Dual agency describes a situation wherein a one real estate agent represents both the buyer and the seller in the same transaction. Since agency requires the agent to uphold duties of confidentiality, loyalty and full disclosure, dual agency requires consent of both parties to the limitation of those duties in the interest of the other party. For instance, if an agent promises a duty of loyalty to a seller he would have a duty to get the seller the highest price for the real estate. If an agent promises a duty of loyalty to a buyer, he would have a duty to get the property for the lowest price. If an agent represents both parties, the duties conflict and limit each other. Each party must consent to that in writing.
Obviously, then, the dual agency relationship is limited in that the agent must act impartially; the agent cannot preference the interest of the buyer over the seller or vice versa. As well, the duty of disclosure is quite limited in a dual agency situation. The agent may not reveal to the seller how much the buyer is willing to pay for the property; they may not reveal how much the seller would be willing to accept for the property; and they may not reveal to one party variant terms to which the other party will agree. Some disclosures, such as motivation and personal information, are prohibited unless authorized by the party effected. As always, however, the agent must disclose to the buyer defects about the physical condition of the property that are known to them.
Dual agency is not illegal, but many think it’s a bad idea – particularly for the buyer. First, most dual agents are seller’s agents when not acting under dual agency. Their normal practice is to act in favor sellers, and those usual behaviors can be hard to shake in a dual agency transaction. Second, the agent’s interest is naturally more aligned with the seller than with the buyer because the agent works on commission – the higher the sales price, the greater the commission. Of course, this is true for all real estate agents, whether they are buyer’s or seller’s agents.

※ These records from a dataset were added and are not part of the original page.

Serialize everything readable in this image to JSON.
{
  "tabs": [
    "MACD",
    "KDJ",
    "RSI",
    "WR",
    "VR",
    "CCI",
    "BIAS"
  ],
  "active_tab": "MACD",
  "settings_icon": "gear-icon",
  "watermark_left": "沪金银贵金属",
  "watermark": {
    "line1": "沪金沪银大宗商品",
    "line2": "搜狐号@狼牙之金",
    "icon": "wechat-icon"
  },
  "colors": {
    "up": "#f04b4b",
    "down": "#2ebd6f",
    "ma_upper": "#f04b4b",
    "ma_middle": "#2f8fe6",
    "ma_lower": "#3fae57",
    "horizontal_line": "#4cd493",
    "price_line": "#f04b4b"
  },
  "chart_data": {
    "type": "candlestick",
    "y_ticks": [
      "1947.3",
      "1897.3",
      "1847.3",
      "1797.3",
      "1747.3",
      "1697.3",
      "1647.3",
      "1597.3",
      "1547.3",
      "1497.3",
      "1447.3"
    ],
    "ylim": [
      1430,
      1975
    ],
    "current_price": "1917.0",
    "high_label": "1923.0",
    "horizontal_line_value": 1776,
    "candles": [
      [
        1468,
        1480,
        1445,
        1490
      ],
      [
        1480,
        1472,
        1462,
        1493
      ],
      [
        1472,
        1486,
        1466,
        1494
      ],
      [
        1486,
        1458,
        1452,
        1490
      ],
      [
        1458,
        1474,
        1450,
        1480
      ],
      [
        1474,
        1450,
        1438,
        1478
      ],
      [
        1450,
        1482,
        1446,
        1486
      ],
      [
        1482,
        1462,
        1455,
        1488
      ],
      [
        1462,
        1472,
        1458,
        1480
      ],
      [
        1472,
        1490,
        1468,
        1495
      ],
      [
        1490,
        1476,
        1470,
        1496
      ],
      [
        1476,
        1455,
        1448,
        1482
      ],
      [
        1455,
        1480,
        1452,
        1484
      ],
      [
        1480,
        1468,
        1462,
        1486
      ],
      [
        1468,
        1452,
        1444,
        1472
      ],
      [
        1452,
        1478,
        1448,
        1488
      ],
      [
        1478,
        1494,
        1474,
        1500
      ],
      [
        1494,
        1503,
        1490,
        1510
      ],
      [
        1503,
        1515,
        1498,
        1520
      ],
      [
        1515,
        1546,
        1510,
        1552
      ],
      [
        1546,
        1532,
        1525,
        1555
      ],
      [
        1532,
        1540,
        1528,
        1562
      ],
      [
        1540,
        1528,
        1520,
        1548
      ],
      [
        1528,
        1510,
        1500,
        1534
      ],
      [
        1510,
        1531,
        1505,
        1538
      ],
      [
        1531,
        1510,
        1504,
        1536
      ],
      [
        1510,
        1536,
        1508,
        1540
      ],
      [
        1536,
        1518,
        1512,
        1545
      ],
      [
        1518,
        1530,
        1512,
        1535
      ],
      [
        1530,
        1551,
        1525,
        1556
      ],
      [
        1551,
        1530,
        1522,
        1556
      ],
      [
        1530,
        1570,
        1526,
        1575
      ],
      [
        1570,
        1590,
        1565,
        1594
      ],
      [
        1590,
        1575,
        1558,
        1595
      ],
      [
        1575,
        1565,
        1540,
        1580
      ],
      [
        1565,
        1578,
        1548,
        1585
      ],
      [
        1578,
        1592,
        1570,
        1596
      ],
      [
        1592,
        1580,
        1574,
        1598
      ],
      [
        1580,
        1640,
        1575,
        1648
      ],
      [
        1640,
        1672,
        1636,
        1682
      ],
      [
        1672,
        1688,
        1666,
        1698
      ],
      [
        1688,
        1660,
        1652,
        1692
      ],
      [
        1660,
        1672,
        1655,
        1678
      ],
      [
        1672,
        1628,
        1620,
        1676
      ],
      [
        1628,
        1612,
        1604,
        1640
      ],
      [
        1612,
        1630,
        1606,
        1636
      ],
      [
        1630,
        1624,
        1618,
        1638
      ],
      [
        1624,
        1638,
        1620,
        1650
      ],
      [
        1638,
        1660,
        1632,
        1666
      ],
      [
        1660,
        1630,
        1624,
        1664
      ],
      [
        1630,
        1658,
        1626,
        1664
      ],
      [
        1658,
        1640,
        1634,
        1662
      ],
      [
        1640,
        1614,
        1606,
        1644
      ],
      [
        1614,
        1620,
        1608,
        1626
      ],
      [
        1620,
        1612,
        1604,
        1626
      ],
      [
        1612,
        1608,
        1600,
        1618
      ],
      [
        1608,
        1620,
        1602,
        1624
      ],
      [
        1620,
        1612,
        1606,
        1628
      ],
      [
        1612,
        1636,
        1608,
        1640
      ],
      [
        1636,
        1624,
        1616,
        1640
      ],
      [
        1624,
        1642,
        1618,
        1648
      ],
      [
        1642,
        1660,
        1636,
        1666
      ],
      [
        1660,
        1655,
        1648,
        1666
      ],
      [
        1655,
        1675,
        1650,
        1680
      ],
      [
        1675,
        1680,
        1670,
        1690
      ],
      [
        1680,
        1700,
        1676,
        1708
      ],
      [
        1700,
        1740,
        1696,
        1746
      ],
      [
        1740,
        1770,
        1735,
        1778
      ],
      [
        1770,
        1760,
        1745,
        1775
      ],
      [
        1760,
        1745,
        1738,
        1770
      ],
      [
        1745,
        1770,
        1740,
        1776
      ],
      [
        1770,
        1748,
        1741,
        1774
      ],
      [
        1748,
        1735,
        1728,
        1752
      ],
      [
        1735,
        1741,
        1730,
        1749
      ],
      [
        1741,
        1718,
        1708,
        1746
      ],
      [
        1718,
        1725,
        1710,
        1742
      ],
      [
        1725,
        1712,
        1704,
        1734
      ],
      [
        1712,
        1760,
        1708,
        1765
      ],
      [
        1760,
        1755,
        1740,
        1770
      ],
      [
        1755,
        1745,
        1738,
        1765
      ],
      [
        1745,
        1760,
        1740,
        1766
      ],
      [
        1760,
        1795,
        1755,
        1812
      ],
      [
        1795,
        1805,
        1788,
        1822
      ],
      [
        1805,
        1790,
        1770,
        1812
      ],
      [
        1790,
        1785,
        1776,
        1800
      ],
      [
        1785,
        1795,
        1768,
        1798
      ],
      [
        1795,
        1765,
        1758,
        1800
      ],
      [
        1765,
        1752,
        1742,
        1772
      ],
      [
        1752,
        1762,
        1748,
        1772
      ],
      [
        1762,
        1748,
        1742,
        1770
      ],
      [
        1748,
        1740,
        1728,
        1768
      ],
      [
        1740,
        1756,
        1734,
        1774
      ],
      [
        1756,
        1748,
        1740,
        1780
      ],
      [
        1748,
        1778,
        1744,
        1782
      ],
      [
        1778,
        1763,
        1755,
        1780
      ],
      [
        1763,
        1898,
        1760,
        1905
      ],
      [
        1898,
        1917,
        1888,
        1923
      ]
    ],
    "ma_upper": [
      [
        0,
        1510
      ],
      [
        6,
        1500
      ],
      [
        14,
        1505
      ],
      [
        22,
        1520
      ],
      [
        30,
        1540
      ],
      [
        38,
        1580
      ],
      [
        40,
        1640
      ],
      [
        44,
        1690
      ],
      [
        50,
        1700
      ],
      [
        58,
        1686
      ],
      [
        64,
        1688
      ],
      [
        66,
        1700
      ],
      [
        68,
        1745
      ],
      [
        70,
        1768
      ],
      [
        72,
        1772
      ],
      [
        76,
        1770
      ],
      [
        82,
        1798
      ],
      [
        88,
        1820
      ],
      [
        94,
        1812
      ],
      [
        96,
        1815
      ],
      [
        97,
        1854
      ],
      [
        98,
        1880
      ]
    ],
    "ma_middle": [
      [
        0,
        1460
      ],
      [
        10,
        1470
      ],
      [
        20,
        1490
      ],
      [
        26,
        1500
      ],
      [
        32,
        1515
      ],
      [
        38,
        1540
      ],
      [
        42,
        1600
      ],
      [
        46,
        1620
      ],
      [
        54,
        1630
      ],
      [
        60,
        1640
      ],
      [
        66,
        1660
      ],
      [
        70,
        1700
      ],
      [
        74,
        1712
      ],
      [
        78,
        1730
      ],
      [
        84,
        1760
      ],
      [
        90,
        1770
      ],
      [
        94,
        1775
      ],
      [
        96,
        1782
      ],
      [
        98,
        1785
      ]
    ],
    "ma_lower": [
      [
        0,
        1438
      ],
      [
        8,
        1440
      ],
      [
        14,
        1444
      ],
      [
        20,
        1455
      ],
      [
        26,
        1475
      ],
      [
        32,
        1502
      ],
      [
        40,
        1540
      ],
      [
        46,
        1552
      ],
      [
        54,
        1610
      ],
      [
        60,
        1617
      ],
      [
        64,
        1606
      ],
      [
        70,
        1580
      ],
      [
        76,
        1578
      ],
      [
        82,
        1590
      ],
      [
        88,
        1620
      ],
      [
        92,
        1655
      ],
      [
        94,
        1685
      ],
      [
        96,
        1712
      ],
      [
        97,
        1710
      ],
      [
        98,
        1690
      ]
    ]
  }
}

Some states offer an agency option called designated agency. In this situation, the buyer and the seller are represented by two different agents who work for the same broker (which may still be considered dual agency if the state applies agency duties at the broker level, not the agent level). As soon as the buyer signs an agreement with an agent that agent is desginated as the buyer’s agent, so that it is clear who represents whom later in the transaction. Designated agency doesn’t change anything about dual agency, it just clarifies the roles a bit.